## TASK PROMPT:
The output is to match the entries below character for character.

+++

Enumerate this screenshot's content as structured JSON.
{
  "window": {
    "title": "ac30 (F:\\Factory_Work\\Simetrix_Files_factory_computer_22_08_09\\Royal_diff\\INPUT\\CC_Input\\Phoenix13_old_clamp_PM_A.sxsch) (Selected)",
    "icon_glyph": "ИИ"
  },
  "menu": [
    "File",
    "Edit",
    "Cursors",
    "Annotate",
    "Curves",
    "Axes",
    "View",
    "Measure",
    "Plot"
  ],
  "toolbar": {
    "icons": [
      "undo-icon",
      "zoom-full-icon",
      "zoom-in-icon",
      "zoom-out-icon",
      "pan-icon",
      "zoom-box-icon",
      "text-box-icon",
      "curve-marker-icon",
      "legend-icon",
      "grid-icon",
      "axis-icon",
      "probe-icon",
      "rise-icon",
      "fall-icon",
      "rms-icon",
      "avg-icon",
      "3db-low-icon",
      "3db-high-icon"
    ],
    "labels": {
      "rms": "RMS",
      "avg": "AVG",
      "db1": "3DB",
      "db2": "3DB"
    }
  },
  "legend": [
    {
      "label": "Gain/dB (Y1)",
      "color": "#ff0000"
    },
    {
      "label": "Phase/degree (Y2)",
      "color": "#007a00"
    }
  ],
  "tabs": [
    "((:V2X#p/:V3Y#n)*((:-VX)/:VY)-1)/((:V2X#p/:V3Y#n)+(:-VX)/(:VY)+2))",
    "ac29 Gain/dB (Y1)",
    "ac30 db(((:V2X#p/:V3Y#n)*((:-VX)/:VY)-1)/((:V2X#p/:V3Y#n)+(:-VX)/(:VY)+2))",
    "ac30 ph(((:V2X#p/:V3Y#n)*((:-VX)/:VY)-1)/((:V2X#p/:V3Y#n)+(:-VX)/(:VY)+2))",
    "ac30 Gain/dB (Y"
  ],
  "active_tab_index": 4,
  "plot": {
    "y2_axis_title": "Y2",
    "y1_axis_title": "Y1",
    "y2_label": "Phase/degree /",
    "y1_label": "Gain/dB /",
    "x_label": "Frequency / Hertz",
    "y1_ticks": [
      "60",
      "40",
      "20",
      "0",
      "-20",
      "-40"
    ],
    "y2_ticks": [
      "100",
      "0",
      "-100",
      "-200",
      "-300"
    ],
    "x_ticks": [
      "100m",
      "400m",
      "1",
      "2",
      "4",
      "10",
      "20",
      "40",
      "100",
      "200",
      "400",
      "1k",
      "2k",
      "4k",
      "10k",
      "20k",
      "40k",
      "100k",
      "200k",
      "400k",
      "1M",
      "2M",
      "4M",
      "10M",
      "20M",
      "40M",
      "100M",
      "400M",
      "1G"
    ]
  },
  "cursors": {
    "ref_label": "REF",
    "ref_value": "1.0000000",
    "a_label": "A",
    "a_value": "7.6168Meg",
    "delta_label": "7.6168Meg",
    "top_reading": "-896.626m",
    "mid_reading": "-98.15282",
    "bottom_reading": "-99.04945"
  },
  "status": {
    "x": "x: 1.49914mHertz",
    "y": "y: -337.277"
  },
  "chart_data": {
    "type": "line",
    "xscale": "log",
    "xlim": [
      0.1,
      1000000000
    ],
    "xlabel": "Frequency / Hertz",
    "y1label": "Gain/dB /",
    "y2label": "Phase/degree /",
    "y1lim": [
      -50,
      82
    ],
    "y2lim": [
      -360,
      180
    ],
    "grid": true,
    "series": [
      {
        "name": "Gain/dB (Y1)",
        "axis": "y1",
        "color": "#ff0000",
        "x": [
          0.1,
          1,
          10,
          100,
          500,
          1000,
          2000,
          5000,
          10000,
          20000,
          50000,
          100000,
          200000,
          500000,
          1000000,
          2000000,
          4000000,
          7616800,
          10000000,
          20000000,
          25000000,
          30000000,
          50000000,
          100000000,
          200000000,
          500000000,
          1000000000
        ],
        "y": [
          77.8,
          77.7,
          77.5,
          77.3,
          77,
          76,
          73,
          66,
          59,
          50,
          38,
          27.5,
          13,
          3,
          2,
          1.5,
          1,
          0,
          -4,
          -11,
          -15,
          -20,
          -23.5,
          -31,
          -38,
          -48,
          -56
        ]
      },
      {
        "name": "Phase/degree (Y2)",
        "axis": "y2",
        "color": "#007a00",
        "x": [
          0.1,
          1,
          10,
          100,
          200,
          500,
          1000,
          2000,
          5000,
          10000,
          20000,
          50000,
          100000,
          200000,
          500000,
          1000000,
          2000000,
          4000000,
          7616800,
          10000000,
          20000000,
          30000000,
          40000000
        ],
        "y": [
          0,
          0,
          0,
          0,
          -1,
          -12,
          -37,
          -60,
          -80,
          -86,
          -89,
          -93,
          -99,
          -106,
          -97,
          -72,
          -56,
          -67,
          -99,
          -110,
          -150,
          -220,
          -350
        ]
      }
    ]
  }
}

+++

## RESULT:
Enumerate this screenshot's content as structured JSON.
{
  "window": {
    "title": "ac30 (F:\\Factory_Work\\Simetrix_Files_factory_computer_22_08_09\\Royal_diff\\INPUT\\CC_Input\\Phoenix13_old_clamp_PM_A.sxsch) (Selected)",
    "icon_glyph": "ИИ"
  },
  "menu": [
    "File",
    "Edit",
    "Cursors",
    "Annotate",
    "Curves",
    "Axes",
    "View",
    "Measure",
    "Plot"
  ],
  "toolbar": {
    "icons": [
      "undo-icon",
      "zoom-full-icon",
      "zoom-in-icon",
      "zoom-out-icon",
      "pan-icon",
      "zoom-box-icon",
      "text-box-icon",
      "curve-marker-icon",
      "legend-icon",
      "grid-icon",
      "axis-icon",
      "probe-icon",
      "rise-icon",
      "fall-icon",
      "rms-icon",
      "avg-icon",
      "3db-low-icon",
      "3db-high-icon"
    ],
    "labels": {
      "rms": "RMS",
      "avg": "AVG",
      "db1": "3DB",
      "db2": "3DB"
    }
  },
  "legend": [
    {
      "label": "Gain/dB (Y1)",
      "color": "#ff0000"
    },
    {
      "label": "Phase/degree (Y2)",
      "color": "#007a00"
    }
  ],
  "tabs": [
    "((:V2X#p/:V3Y#n)*((:-VX)/:VY)-1)/((:V2X#p/:V3Y#n)+(:-VX)/(:VY)+2))",
    "ac29 Gain/dB (Y1)",
    "ac30 db(((:V2X#p/:V3Y#n)*((:-VX)/:VY)-1)/((:V2X#p/:V3Y#n)+(:-VX)/(:VY)+2))",
    "ac30 ph(((:V2X#p/:V3Y#n)*((:-VX)/:VY)-1)/((:V2X#p/:V3Y#n)+(:-VX)/(:VY)+2))",
    "ac30 Gain/dB (Y"
  ],
  "active_tab_index": 4,
  "plot": {
    "y2_axis_title": "Y2",
    "y1_axis_title": "Y1",
    "y2_label": "Phase/degree /",
    "y1_label": "Gain/dB /",
    "x_label": "Frequency / Hertz",
    "y1_ticks": [
      "60",
      "40",
      "20",
      "0",
      "-20",
      "-40"
    ],
    "y2_ticks": [
      "100",
      "0",
      "-100",
      "-200",
      "-300"
    ],
    "x_ticks": [
      "100m",
      "400m",
      "1",
      "2",
      "4",
      "10",
      "20",
      "40",
      "100",
      "200",
      "400",
      "1k",
      "2k",
      "4k",
      "10k",
      "20k",
      "40k",
      "100k",
      "200k",
      "400k",
      "1M",
      "2M",
      "4M",
      "10M",
      "20M",
      "40M",
      "100M",
      "400M",
      "1G"
    ]
  },
  "cursors": {
    "ref_label": "REF",
    "ref_value": "1.0000000",
    "a_label": "A",
    "a_value": "7.6168Meg",
    "delta_label": "7.6168Meg",
    "top_reading": "-896.626m",
    "mid_reading": "-98.15282",
    "bottom_reading": "-99.04945"
  },
  "status": {
    "x": "x: 1.49914mHertz",
    "y": "y: -337.277"
  },
  "chart_data": {
    "type": "line",
    "xscale": "log",
    "xlim": [
      0.1,
      1000000000
    ],
    "xlabel": "Frequency / Hertz",
    "y1label": "Gain/dB /",
    "y2label": "Phase/degree /",
    "y1lim": [
      -50,
      82
    ],
    "y2lim": [
      -360,
      180
    ],
    "grid": true,
    "series": [
      {
        "name": "Gain/dB (Y1)",
        "axis": "y1",
        "color": "#ff0000",
        "x": [
          0.1,
          1,
          10,
          100,
          500,
          1000,
          2000,
          5000,
          10000,
          20000,
          50000,
          100000,
          200000,
          500000,
          1000000,
          2000000,
          4000000,
          7616800,
          10000000,
          20000000,
          25000000,
          30000000,
          50000000,
          100000000,
          200000000,
          500000000,
          1000000000
        ],
        "y": [
          77.8,
          77.7,
          77.5,
          77.3,
          77,
          76,
          73,
          66,
          59,
          50,
          38,
          27.5,
          13,
          3,
          2,
          1.5,
          1,
          0,
          -4,
          -11,
          -15,
          -20,
          -23.5,
          -31,
          -38,
          -48,
          -56
        ]
      },
      {
        "name": "Phase/degree (Y2)",
        "axis": "y2",
        "color": "#007a00",
        "x": [
          0.1,
          1,
          10,
          100,
          200,
          500,
          1000,
          2000,
          5000,
          10000,
          20000,
          50000,
          100000,
          200000,
          500000,
          1000000,
          2000000,
          4000000,
          7616800,
          10000000,
          20000000,
          30000000,
          40000000
        ],
        "y": [
          0,
          0,
          0,
          0,
          -1,
          -12,
          -37,
          -60,
          -80,
          -86,
          -89,
          -93,
          -99,
          -106,
          -97,
          -72,
          -56,
          -67,
          -99,
          -110,
          -150,
          -220,
          -350
        ]
      }
    ]
  }
}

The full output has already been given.